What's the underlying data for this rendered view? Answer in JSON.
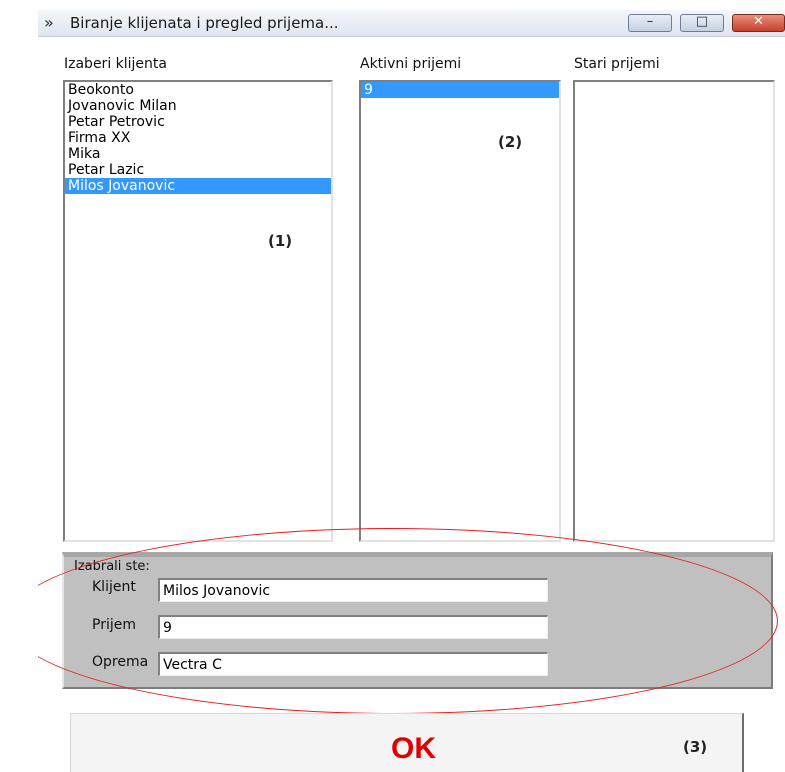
{
  "window": {
    "title": "Biranje klijenata i pregled prijema..."
  },
  "columns": {
    "clients_label": "Izaberi klijenta",
    "active_label": "Aktivni prijemi",
    "old_label": "Stari prijemi"
  },
  "clients": [
    "Beokonto",
    "Jovanovic Milan",
    "Petar Petrovic",
    "Firma XX",
    "Mika",
    "Petar Lazic",
    "Milos Jovanovic"
  ],
  "clients_selected": "Milos Jovanovic",
  "active_receptions": [
    "9"
  ],
  "active_selected": "9",
  "old_receptions": [],
  "markers": {
    "one": "(1)",
    "two": "(2)",
    "three": "(3)"
  },
  "selection": {
    "legend": "Izabrali ste:",
    "client_label": "Klijent",
    "client_value": "Milos Jovanovic",
    "reception_label": "Prijem",
    "reception_value": "9",
    "equipment_label": "Oprema",
    "equipment_value": "Vectra C"
  },
  "ok_button": {
    "label": "OK"
  },
  "colors": {
    "selection": "#3399ff",
    "ok_text": "#e00000",
    "annotation": "#e62020"
  }
}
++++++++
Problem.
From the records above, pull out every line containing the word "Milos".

Result for this exercise.
    "Milos Jovanovic"
  "clients_selected": "Milos Jovanovic",
    "client_value": "Milos Jovanovic",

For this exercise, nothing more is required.